Stephen Larmar; Merina Sunuwar; Helen Sherpa (et al.)
Deepesh Paul Thakur; Patricio Cuevas-Parra; Kathrine Rose Yee (et al.)
This report explores children and young people’s views and experiences related to COVID-19 and its indirect impacts. Firstly, it looks at children and young people’s perceptions of how COVID-19 has had an impact on their lives and countries. Secondly, it seeks to highlight the ways in which they are working to help to stop the spread of the virus and lessen its impacts. This research included individual and group interviews with 160 children and young people (80 girls and 80 boys) between the ages of of nine and 18 from eight countries across West Africa: Central African Republic (CAR), Chad, Ghana, Mali, Mauritania, Niger, Senegal and Sierra Leone. The interviews took place in-person with physical distancing and over the phone.
Suzanne Clulow; Nikoleta Dimitrouka; Iván Zamora Zapata
The purpose of this paper is to share anecdotally how the pandemic is affecting children, families and some of the frontline local services that support them across three continents.Three members of family for every child across three continents detail some of the day-to-day challenges they are facing in their work with children and families as a result of the coronavirus pandemic.
The joint WFP-IOM report highlights the close interconnection between hunger, conflict, migration and displacement, which has been further aggravated by COVID-19. The study explores the impact of the pandemic on the livelihoods, food security and protection of migrant workers households dependent on remittances and the forcibly displaced, including unaccompanied and separated children. Using the latest available data, the report highlights food security trends in some of the major migration and hunger hotspots across the world. The key findings have informed joint recommendations put forward by both agencies to mitigate the immediate negative effects on mobile and displaced populations, while preparing the pathway to recovery.
Anna Josephson; Talip Kilic; Jeffrey D. Michler
Karl Blanchet; Ala Alwan; Caroline Antoine (et al.)
In health outcomes terms, the poorest countries stand to lose the most from these disruptions. In this paper, we make the case for a rational approach to public sector health spending and decision making during and in the early recovery phase of the COVID-19 pandemic. Based on ethics and equity principles, it is crucial to ensure that patients not infected by COVID-19 continue to get access to healthcare and that the services they need continue to be resourced. We present a list of 120 essential non-COVID-19 health interventions that were adapted from the model health benefit packages developed by the Disease Control Priorities project.
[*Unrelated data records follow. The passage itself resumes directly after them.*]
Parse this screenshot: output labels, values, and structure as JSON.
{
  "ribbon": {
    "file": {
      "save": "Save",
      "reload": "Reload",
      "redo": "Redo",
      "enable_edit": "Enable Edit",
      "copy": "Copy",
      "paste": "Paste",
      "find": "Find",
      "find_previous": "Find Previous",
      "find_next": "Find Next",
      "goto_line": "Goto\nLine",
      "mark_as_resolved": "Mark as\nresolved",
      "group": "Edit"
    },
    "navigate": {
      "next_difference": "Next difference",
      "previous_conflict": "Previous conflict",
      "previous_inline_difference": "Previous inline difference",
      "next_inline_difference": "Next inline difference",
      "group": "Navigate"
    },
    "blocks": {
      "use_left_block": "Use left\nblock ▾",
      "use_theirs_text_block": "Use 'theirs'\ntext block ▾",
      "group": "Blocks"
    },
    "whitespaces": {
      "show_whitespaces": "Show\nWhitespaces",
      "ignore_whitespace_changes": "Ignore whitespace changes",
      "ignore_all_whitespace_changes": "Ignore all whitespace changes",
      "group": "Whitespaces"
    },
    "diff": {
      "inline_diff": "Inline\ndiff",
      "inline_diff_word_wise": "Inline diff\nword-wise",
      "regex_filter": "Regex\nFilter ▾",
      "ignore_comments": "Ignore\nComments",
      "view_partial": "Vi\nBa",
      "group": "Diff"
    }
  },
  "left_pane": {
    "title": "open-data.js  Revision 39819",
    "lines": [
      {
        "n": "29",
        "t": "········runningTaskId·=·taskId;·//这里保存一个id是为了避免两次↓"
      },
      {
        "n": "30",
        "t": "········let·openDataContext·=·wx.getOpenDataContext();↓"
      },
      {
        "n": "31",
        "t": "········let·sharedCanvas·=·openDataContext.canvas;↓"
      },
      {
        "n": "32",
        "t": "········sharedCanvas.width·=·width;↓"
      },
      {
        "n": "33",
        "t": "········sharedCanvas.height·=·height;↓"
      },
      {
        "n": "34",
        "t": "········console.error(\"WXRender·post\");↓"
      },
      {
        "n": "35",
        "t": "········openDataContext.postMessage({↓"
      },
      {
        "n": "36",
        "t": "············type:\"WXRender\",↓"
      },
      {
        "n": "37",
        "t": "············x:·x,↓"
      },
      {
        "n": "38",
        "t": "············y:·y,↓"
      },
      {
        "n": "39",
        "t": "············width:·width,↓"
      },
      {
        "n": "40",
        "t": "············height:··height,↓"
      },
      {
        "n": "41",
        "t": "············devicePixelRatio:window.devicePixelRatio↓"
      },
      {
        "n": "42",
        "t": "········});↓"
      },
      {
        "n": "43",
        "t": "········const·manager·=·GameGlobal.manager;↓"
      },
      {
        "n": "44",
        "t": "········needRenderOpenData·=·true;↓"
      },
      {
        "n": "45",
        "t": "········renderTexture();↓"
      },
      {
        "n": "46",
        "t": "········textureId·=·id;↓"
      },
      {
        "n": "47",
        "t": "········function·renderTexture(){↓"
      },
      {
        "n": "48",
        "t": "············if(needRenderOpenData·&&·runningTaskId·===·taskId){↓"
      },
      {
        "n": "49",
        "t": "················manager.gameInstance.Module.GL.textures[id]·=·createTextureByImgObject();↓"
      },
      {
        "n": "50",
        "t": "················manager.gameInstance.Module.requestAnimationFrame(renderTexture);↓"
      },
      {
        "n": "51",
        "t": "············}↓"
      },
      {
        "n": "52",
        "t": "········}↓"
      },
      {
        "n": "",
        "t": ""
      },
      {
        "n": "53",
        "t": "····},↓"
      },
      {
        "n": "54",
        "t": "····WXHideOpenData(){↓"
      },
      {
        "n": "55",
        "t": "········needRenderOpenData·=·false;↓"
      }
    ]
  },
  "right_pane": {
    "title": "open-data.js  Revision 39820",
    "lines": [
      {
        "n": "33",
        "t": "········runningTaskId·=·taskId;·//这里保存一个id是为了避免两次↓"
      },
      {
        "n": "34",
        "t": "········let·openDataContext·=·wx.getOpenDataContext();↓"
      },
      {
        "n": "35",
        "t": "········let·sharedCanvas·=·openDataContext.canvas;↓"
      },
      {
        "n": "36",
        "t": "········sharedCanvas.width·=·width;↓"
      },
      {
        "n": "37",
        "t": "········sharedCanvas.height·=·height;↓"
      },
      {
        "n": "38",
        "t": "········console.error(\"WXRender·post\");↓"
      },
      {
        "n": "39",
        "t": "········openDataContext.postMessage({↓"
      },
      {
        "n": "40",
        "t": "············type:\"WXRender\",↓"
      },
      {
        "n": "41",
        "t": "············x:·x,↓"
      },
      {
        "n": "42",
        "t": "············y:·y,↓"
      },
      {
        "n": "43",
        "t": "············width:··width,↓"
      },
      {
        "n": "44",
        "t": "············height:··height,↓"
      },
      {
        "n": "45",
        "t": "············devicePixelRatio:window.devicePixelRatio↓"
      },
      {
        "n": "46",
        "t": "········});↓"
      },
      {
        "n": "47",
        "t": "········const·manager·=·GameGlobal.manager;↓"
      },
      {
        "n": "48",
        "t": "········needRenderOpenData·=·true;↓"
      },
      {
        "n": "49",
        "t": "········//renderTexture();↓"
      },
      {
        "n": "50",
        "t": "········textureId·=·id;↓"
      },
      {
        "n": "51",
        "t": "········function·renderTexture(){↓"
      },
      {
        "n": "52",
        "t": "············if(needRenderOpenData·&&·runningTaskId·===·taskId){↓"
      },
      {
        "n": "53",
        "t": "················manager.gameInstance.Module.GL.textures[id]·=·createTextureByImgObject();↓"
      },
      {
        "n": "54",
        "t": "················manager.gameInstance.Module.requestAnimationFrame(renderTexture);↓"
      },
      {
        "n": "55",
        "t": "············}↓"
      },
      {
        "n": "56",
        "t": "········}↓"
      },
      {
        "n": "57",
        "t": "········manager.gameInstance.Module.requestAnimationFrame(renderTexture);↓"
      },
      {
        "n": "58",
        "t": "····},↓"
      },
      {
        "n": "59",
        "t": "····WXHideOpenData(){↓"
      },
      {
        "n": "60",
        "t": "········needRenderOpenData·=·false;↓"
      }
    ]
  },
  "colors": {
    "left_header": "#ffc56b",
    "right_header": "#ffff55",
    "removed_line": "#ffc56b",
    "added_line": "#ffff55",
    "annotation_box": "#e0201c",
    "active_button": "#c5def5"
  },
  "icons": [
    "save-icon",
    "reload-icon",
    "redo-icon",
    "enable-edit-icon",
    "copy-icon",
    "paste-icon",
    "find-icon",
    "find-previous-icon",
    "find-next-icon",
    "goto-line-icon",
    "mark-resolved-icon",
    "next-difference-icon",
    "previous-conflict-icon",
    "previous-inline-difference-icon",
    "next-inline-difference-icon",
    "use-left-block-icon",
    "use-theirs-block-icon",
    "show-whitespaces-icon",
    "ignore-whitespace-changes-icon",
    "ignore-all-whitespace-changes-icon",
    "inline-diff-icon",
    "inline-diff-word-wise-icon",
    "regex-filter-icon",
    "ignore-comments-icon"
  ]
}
UNICEF Innocenti's Children and COVID-19 Library is a database collecting research from around the world on COVID-19 and its impacts on children and adolescents.
Subscribe to updates on new research about COVID-19 & children
COVID-19 & Children: Rapid Research Response